By Angelina Williamson
A lot of people associate salad eating with summer. There’s no denying that summer yields fantastic salads, but I’m a big fan of winter and early spring salads too. Here’s one that I made using three things from my (zone 9b) winter garden: mache, flat leaf Italian parsley, and dandelion greens.
I don’t buy many out-of-season vegetables but one exception I make is for hothouse cucumbers. I happened to have one so I included it. Before I tell you how I put this salad together I’d like to list some other great ingredients you might have on hand that make fantastic cold weather salads.
Great Winter/Early Spring Salad Ingredients
Beans are a fantastic substantial ingredient to include in salads that will help give you the energy and protein you need to get through cold dark days that may or may not include activities such as shoveling snow. My favorite bean to use in salads are navy and cannellini beans which taste essentially the same but cannellinis are larger. Other great beans to include in salads are chick peas (garbanzos), black beans, and kidney beans. But don’t be limited by this list.

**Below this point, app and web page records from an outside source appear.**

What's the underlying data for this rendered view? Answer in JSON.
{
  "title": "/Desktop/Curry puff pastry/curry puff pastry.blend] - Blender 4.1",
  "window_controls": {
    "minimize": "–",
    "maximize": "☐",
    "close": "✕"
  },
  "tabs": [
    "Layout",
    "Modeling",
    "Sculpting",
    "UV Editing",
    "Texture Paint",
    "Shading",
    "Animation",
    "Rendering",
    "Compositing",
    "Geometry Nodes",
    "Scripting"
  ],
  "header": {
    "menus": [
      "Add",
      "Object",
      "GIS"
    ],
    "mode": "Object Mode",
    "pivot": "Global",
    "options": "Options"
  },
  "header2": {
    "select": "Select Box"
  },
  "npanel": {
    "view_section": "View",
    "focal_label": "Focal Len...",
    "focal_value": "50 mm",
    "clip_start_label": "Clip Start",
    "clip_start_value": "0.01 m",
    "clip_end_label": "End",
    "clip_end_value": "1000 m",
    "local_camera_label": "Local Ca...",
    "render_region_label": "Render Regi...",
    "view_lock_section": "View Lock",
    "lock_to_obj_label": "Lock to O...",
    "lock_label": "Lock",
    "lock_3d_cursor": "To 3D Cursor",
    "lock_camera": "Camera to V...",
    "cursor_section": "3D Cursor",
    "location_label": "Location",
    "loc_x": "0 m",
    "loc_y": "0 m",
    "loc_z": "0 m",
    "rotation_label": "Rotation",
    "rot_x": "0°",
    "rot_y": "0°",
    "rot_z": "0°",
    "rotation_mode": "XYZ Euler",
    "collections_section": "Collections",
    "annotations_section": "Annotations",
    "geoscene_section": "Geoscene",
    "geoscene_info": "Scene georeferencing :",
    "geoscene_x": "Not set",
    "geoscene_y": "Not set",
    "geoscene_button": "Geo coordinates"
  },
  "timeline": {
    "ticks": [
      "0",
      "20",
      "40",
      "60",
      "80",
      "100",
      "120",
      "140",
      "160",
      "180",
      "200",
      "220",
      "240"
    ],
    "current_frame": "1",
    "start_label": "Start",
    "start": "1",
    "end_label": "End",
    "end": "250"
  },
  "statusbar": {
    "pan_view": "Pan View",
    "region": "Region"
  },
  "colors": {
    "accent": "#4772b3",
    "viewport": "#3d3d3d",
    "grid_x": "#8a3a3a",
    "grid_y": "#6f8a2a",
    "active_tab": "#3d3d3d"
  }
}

If you grew your own dried beans, cook them up and try them out in a salad.
When summer vegetables and fruits are out of season there are a lot of other fantastic vegetables and fruits to add to your salads such as roasted: beets, cauliflower, carrots, winter squash (cut in cubes first), celery root, potato, brussels sprouts, and broccoli. Crisp apples, European and Asian pears, grapefruits, and oranges (mandarin or blood oranges are extra wonderful), all work well together.
Some other great ingredients are nuts and seeds (walnuts, pine nuts, almonds, and pepitas), marinated or pickled summer vegetables, dried fruits (cranberries, sour cherries, and tomatoes), and baked tofu.
In my growing zone, late fall to early spring is the best time for growing any greens, especially tender greens. If your winters are too harsh for lettuces, try growing in a cold frame or indoors. But even if the more tender greens don’t happen in your zone until summer, experiment with the heartier greens as your salad base.
White Bean, Sun Dried Tomato, Kalamata, and Dandelion Salad
- 3 cups navy beans, cooked
- 1/2 cup Kalamata olives, sliced
- 1/2 cup sundried tomatoes, sliced
- 1/4 cup dandelion greens, julienned
- 1/4 cup flat-leaf parsley, minced
- 2 tsbp of your favorite vinaigrette
Mix all of the above ingredients together in a bowl and let it sit in the fridge (or covered on your counter) for about a half an hour. You can eat this just as it is or you can add this to a bed of greens (dress the greens with additional vinaigrette) and top it off with feta cheese as I’ve done in the picture above. I happened to have a hothouse cucumber in need of being used up so I decorated the edge of my salad with them.
Dandelion leaves are packed with potassium, vitamins A, C, and B6, as well as iron and magnesium, making them powerhouses of nutrition after winter’s scarcity. Just please remember that if you’re living in a colder zone, dandelion flowers are the first real food of the year for many bees and pollinating species, while the leaves nourish wild rabbits and other mammal friends. If you gather wild dandelions for food, please do so sparingly in order to ensure that others have food too.